Building Blocks, launched earlier this year amid an increase in homicides, brings together various District agencies to address gun violence from a public health standpoint.
If Bowser follows through, the unifying violence prevention force will buttress efforts by the Office of the Neighborhood Safety & Engagement [ONSE] to quell violence and introduce Kennedy Street’s most at-risk residents to personal development and employment opportunities.
Immediately after the September 4 shooting, ONSE, in collaboration with 15 agencies, communicated with grieving family members and, to a certain degree, helped them make funeral arrangements. Violence interrupters also monitored social media and leveraged their rapport with at-risk community members to prevent retaliation.
In 2018, ONSE expanded its operations to Kennedy Street via Collaborative Solutions for Communities, an organization based in Northwest that provides family support services, job training, and violence prevention.
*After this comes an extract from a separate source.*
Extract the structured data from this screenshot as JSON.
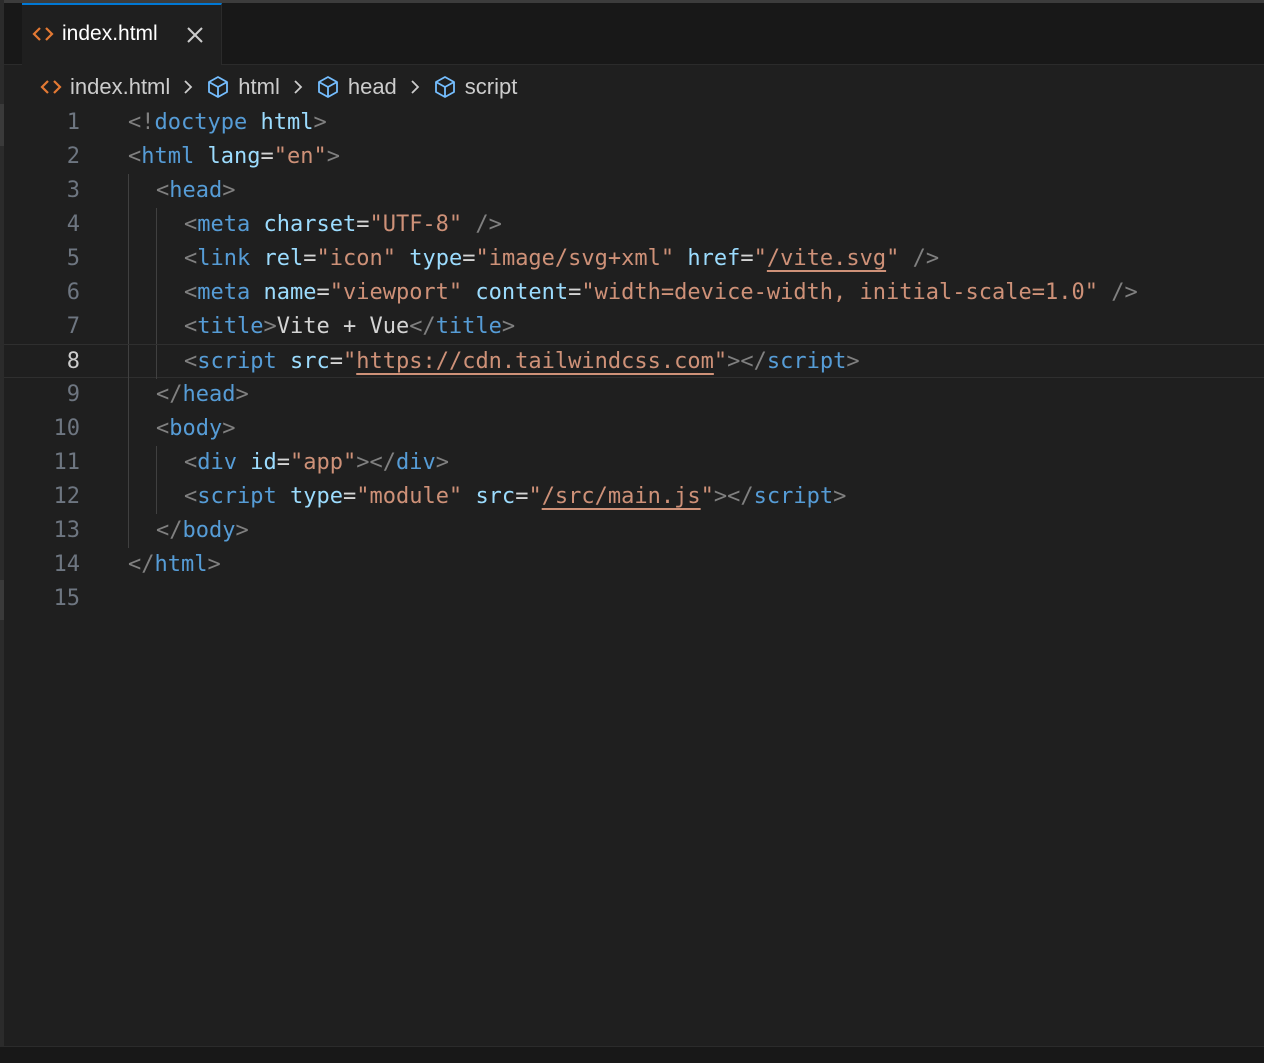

As has been the case in communities east of the Anacostia River, these resources would be directed toward Kennedy Street residents and affiliates designated as most prone to engaging in or becoming victims of violence.
Leadership within ONSE has also gelled together plans to increase the enrollment of Ward 4 residents in the Pathways Program that, for years, has connected cohorts of young adults to personal and workforce development opportunities.
ONSE Executive Director Del McFadden emphasized these solutions as essential in stopping violence at its core.
“We understand the community is hurting. We will be there for them, continue to support them, and push and try to work with the key individuals,” McFadden told The Informer. “
It’s important to get into the minds of those individuals and try to replace the self-defeating behaviors. A lot of this work is built on relationships and trust. It takes time to get there.”
Restoring a Sense of Self-Esteem
As of Sept. 17, Metropolitan Police Department [MPD] recorded 149 homicides, an increase of 12 percent from the total recorded at this point last year.
The phenomenon has revealed schisms among residents and elected officials about how to tackle violence.
While some prioritize prevention, resources, and opportunities, there have been just as many calls for boosting police presence in communities.
Melvin Stackhouse, a Ward 7 resident and cousin of Johnny Joyner, had more of a nuanced perspective. He told The Informer that, in regard to his cousin’s murder on September 4, MPD could’ve done more to stop the assailants, as shown in footage that circulated on social media.
For Stackhouse, the ideal solution for gun violence involves all government agencies and residents aggressively addressing the strife of young people.
In his work with the violence prevention movement No Slide Zone, Stackhouse recounted meeting young people from various parts of the District dealing with trauma and low self-esteem that often manifests in acts of violence.
“Some of these people have dreams to make it out, but to thrive in their community, watch their kids grow up, and not worry about making it back home,” said Stackhouse.
“Why do they have to be validated to be successful? Why can’t they just be themselves? Everyone doesn’t have self-love and self-respect due to what they’ve been through. They just want to be loved.”